- **DESCRIPTION OF THE TASK**:
Any picture in the data below should be skipped, while every line is repeated exactly.
--- MATERIAL SHOWN Enclosed Below ---
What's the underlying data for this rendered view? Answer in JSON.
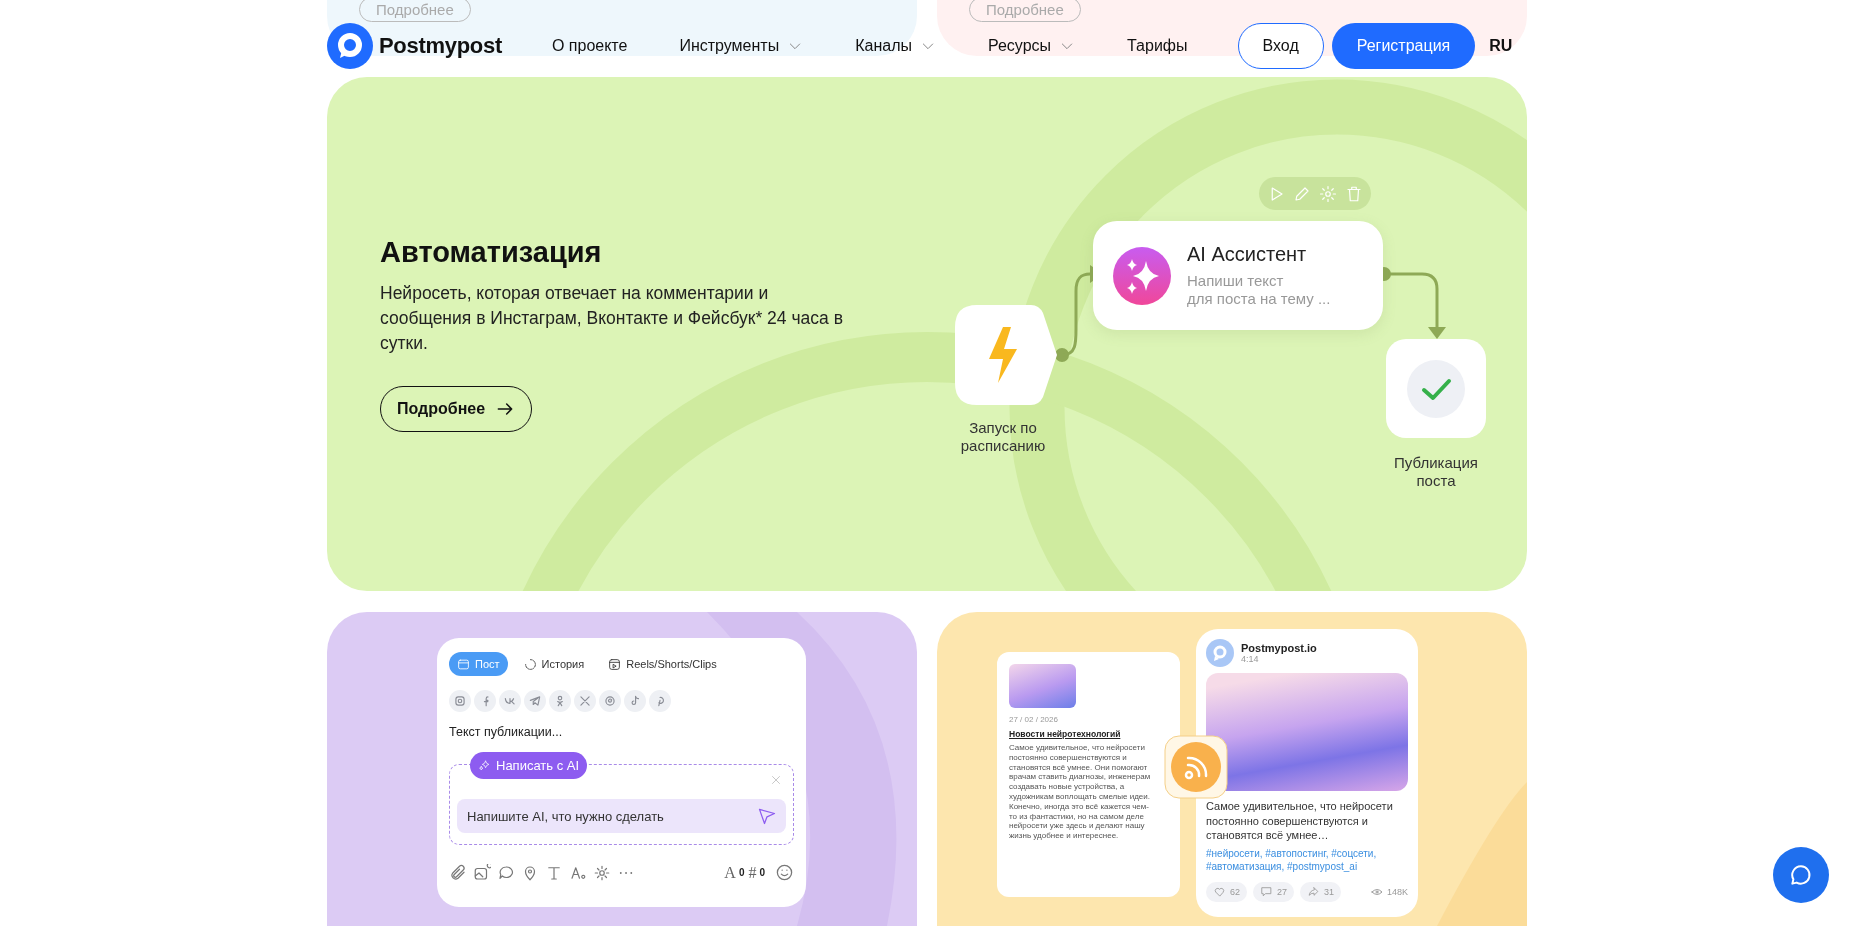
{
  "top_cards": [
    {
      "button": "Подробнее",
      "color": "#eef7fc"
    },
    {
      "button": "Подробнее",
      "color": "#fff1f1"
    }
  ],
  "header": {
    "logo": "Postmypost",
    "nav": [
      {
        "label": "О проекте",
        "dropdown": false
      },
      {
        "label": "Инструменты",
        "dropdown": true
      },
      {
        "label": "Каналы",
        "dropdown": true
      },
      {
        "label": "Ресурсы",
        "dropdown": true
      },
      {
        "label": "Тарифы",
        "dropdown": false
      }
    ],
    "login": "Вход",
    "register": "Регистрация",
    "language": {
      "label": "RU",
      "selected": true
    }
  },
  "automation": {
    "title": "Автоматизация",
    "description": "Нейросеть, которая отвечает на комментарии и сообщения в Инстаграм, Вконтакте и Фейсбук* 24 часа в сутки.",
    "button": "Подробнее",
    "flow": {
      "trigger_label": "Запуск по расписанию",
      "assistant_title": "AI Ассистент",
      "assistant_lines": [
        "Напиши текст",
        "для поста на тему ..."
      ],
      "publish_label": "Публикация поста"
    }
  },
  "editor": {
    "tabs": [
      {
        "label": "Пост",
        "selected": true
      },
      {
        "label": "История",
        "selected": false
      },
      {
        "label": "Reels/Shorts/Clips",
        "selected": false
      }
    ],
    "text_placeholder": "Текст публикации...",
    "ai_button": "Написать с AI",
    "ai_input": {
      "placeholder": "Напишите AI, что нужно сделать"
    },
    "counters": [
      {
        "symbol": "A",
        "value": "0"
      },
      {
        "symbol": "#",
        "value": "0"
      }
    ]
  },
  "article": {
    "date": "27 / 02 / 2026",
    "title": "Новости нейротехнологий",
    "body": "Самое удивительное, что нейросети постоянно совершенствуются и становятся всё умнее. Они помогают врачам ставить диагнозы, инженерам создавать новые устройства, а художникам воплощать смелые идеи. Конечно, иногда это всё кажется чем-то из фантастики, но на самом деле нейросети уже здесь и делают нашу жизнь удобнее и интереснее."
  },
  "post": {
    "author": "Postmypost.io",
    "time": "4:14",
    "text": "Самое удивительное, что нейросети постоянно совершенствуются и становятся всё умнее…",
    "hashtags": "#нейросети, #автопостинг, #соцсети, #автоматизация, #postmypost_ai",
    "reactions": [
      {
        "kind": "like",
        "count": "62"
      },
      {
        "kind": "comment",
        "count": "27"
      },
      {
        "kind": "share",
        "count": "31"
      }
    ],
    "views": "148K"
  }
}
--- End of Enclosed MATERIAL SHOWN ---
- **EXERCISE RESPONSE**:
What's the underlying data for this rendered view? Answer in JSON.
{
  "top_cards": [
    {
      "button": "Подробнее",
      "color": "#eef7fc"
    },
    {
      "button": "Подробнее",
      "color": "#fff1f1"
    }
  ],
  "header": {
    "logo": "Postmypost",
    "nav": [
      {
        "label": "О проекте",
        "dropdown": false
      },
      {
        "label": "Инструменты",
        "dropdown": true
      },
      {
        "label": "Каналы",
        "dropdown": true
      },
      {
        "label": "Ресурсы",
        "dropdown": true
      },
      {
        "label": "Тарифы",
        "dropdown": false
      }
    ],
    "login": "Вход",
    "register": "Регистрация",
    "language": {
      "label": "RU",
      "selected": true
    }
  },
  "automation": {
    "title": "Автоматизация",
    "description": "Нейросеть, которая отвечает на комментарии и сообщения в Инстаграм, Вконтакте и Фейсбук* 24 часа в сутки.",
    "button": "Подробнее",
    "flow": {
      "trigger_label": "Запуск по расписанию",
      "assistant_title": "AI Ассистент",
      "assistant_lines": [
        "Напиши текст",
        "для поста на тему ..."
      ],
      "publish_label": "Публикация поста"
    }
  },
  "editor": {
    "tabs": [
      {
        "label": "Пост",
        "selected": true
      },
      {
        "label": "История",
        "selected": false
      },
      {
        "label": "Reels/Shorts/Clips",
        "selected": false
      }
    ],
    "text_placeholder": "Текст публикации...",
    "ai_button": "Написать с AI",
    "ai_input": {
      "placeholder": "Напишите AI, что нужно сделать"
    },
    "counters": [
      {
        "symbol": "A",
        "value": "0"
      },
      {
        "symbol": "#",
        "value": "0"
      }
    ]
  },
  "article": {
    "date": "27 / 02 / 2026",
    "title": "Новости нейротехнологий",
    "body": "Самое удивительное, что нейросети постоянно совершенствуются и становятся всё умнее. Они помогают врачам ставить диагнозы, инженерам создавать новые устройства, а художникам воплощать смелые идеи. Конечно, иногда это всё кажется чем-то из фантастики, но на самом деле нейросети уже здесь и делают нашу жизнь удобнее и интереснее."
  },
  "post": {
    "author": "Postmypost.io",
    "time": "4:14",
    "text": "Самое удивительное, что нейросети постоянно совершенствуются и становятся всё умнее…",
    "hashtags": "#нейросети, #автопостинг, #соцсети, #автоматизация, #postmypost_ai",
    "reactions": [
      {
        "kind": "like",
        "count": "62"
      },
      {
        "kind": "comment",
        "count": "27"
      },
      {
        "kind": "share",
        "count": "31"
      }
    ],
    "views": "148K"
  }
}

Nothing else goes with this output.